Penn State students who live off campus might be finding some challenges as school starts that trace back to Harrisburg.
The university is telling those on campus about some complications coming out of the capital.
“Students who have been awarded a PA State Grant will not receive this funding until the state budget passes,” the Office of Student Aid’s website says. “Due to the budget impasse, state funding has not been released to the university. Students may notice PA State Grant funds appearing as a credit on the bill but not disbursing into the student bursar account. If you have been awarded a PA State Grant and are expecting a refund, you could be impacted by this funding delay.”
For a student who lives in the dorms and eats in an on-campus dining hall, there isn’t much of an issue. Even if a refund was expected for some living expenses, the day-to-day problems are handled.
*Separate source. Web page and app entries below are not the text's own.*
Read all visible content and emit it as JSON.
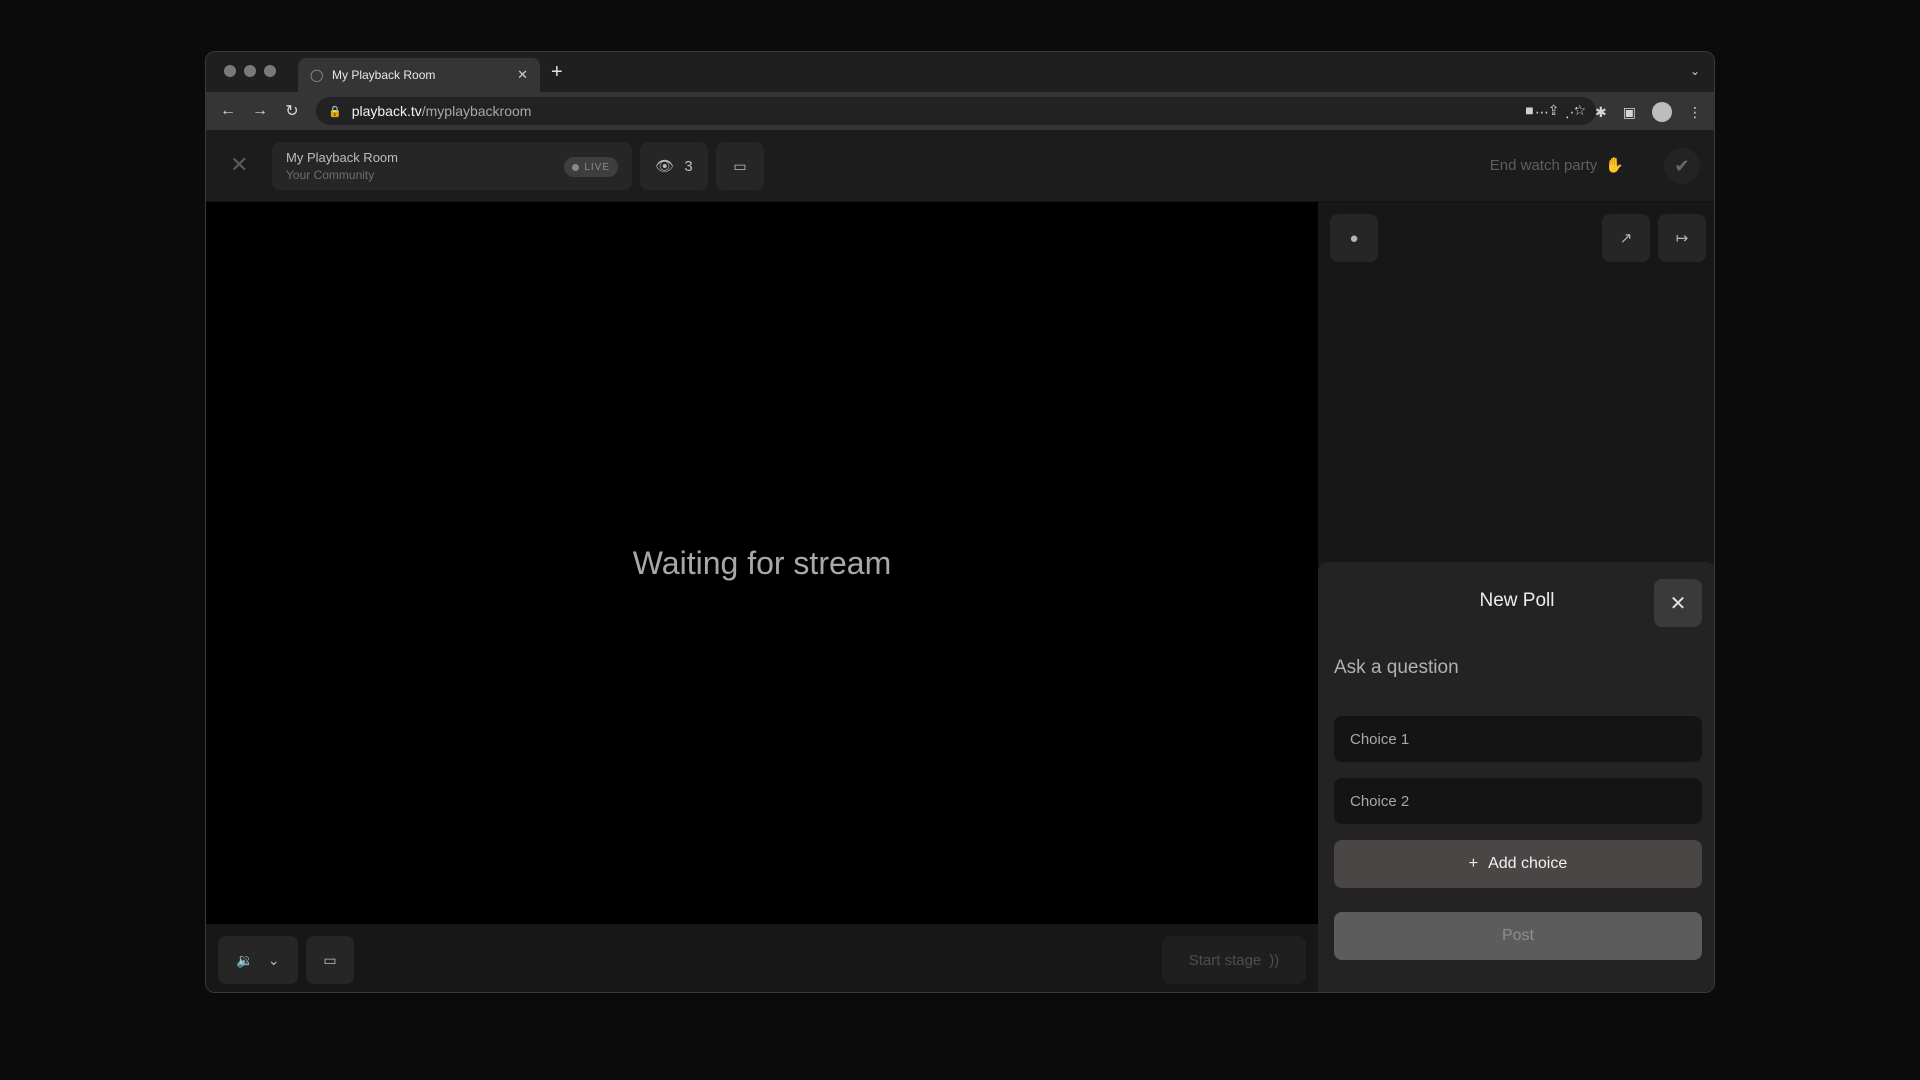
{
  "browser": {
    "tab_title": "My Playback Room",
    "tab_close": "✕",
    "new_tab": "+",
    "url_host": "playback.tv",
    "url_path": "/myplaybackroom"
  },
  "header": {
    "room_title": "My Playback Room",
    "room_subtitle": "Your Community",
    "live_label": "LIVE",
    "viewer_count": "3",
    "end_party_label": "End watch party"
  },
  "video": {
    "status_text": "Waiting for stream"
  },
  "controls": {
    "start_stage_label": "Start stage"
  },
  "poll": {
    "title": "New Poll",
    "question_placeholder": "Ask a question",
    "choice1_placeholder": "Choice 1",
    "choice2_placeholder": "Choice 2",
    "add_choice_label": "Add choice",
    "post_label": "Post"
  }
}
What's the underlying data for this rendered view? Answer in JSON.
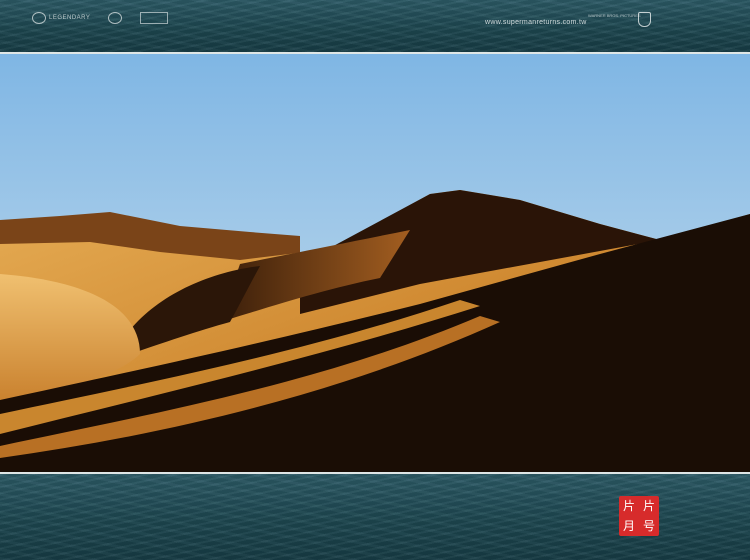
{
  "header": {
    "logos": [
      "LEGENDARY",
      "",
      ""
    ],
    "url": "www.supermanreturns.com.tw",
    "studio_text": "WARNER BROS. PICTURES"
  },
  "photo": {
    "subject": "desert-sand-dunes",
    "sky_color": "#9cc7e8",
    "sand_color": "#d9993f",
    "shadow_color": "#1a0d05"
  },
  "seal": {
    "glyphs": [
      "片",
      "片",
      "月",
      "号"
    ],
    "color": "#d72b2b"
  }
}
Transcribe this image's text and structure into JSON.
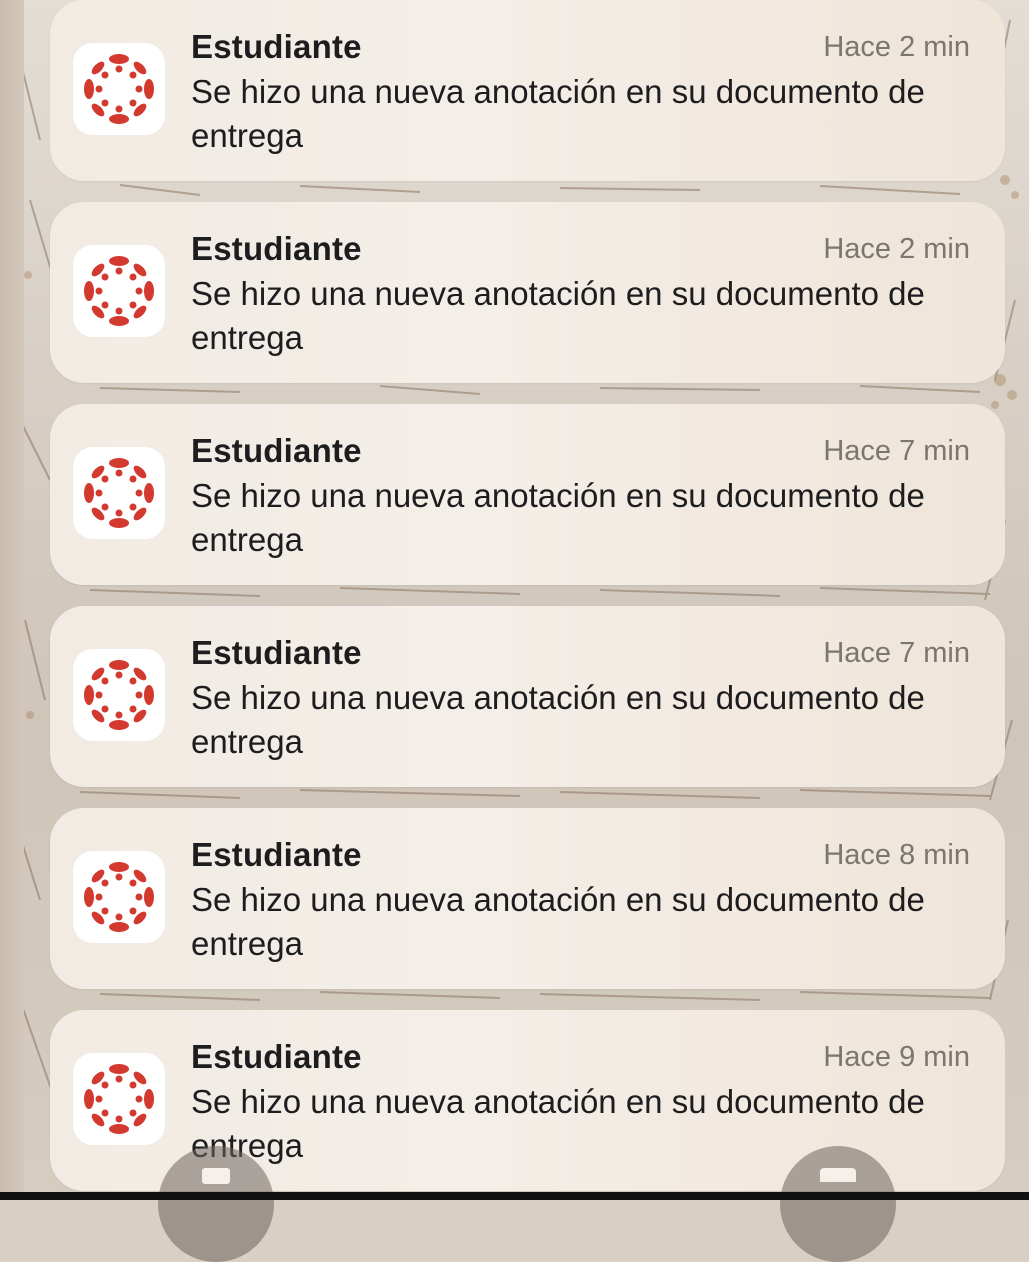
{
  "notifications": [
    {
      "app": "Estudiante",
      "time": "Hace 2 min",
      "message": "Se hizo una nueva anotación en su documento de entrega"
    },
    {
      "app": "Estudiante",
      "time": "Hace 2 min",
      "message": "Se hizo una nueva anotación en su documento de entrega"
    },
    {
      "app": "Estudiante",
      "time": "Hace 7 min",
      "message": "Se hizo una nueva anotación en su documento de entrega"
    },
    {
      "app": "Estudiante",
      "time": "Hace 7 min",
      "message": "Se hizo una nueva anotación en su documento de entrega"
    },
    {
      "app": "Estudiante",
      "time": "Hace 8 min",
      "message": "Se hizo una nueva anotación en su documento de entrega"
    },
    {
      "app": "Estudiante",
      "time": "Hace 9 min",
      "message": "Se hizo una nueva anotación en su documento de entrega"
    }
  ],
  "icons": {
    "app_icon": "canvas-student-icon",
    "flashlight": "flashlight-icon",
    "camera": "camera-icon"
  },
  "colors": {
    "brand": "#d33a2f",
    "title_text": "#1d1d1f",
    "time_text": "#7c7670"
  }
}
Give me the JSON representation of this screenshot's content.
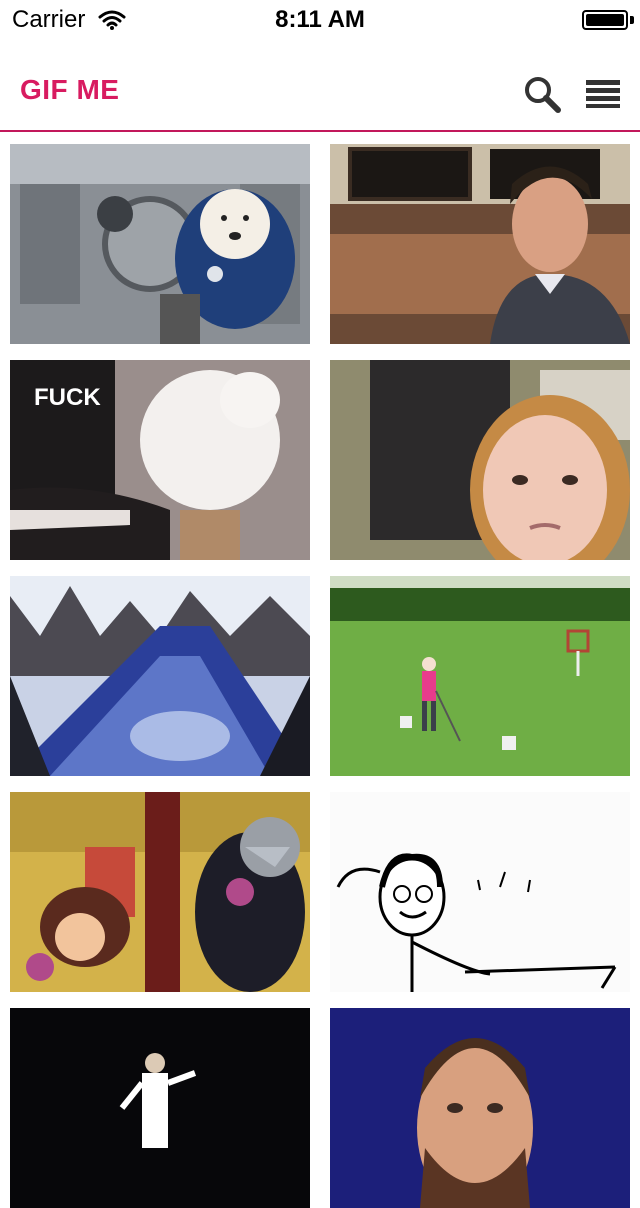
{
  "status_bar": {
    "carrier": "Carrier",
    "time": "8:11 AM",
    "battery_level": 1.0
  },
  "header": {
    "title": "GIF ME",
    "accent_color": "#d81b60"
  },
  "icons": {
    "search": "search-icon",
    "menu": "menu-icon",
    "wifi": "wifi-icon",
    "battery": "battery-icon"
  },
  "gifs": [
    {
      "name": "gif-dog-astronaut"
    },
    {
      "name": "gif-man-looking-down",
      "caption": ""
    },
    {
      "name": "gif-cat-punching",
      "caption": "FUCK"
    },
    {
      "name": "gif-girl-with-cat",
      "caption": ""
    },
    {
      "name": "gif-water-slide",
      "caption": ""
    },
    {
      "name": "gif-golfer",
      "caption": ""
    },
    {
      "name": "gif-cartoon-room",
      "caption": ""
    },
    {
      "name": "gif-stick-figure-drawing",
      "caption": ""
    },
    {
      "name": "gif-dancing-man",
      "caption": ""
    },
    {
      "name": "gif-bearded-man",
      "caption": ""
    }
  ]
}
But those who live in an apartment and need to stock their kitchens, all using the refund they receive after their student aid posts and tuition is deducted, could be looking for other solutions.
“What we are informing students about is the delay in funding of the state grant program due to the fact the state has not yet passed the budget. We are allowing students to apply the grant toward their direct tuition and on-campus housing charges as an expected form of aid. In other words, it is a credit on their student account even though no funds have been received. Penn State will wait for those funds to come once the budget is passed,” said Anna Griswold, assistant vice president for undergraduate education and executive director for student aid.
“For some students who have other forms of financial aid that covers tuition, and are expecting a direct disbursement of their state grant to help with books or off-campus living expenses, the university is unable to issue a direct disbursement or ‘refund’ of the expected grant. This is because the state grant funding has not yet been sent to Penn State, or to other Pennsylvania colleges and universities,” she said.
The issue is the latest impact from the budget stalemate.
Gov. Tom Wolf had pledged a giant bump in funding to Penn State and other education instituions, both at the school district and higher ed levels. But Republicans in the legislature, with Senate Majority Leader Jake Corman, R-Benner Township, at the lead, are adamant that the best way to help all Pennsylvanians, including students and schools, is to resolve the ongoing pension issue.
Predictably, as the two sides are locking horns, Corman laid the blame for the refund issue at Wolf’s door.
“This is the problem with what the governor did by vetoing the entire budget,” he said, claiming that his side’s most recent proposal would have allowed the “money to move through the system.”
“He's had our offer for over a week, a major concession, major compromise. We said to the governor that if he accepts our revised pension plan that we put forward to him, we would find $300 million more for basic education. That's a victory in both directions for the schools,” said Corman. “It might not be to his perfect liking, but that's divided government.”
Wolf, on the other hand, has held tight to his proposal, wanting to up education funding by $2 billion over four years.
“We need to invest in education,” he said when he was talking about the subject at Wingate Elementary in March.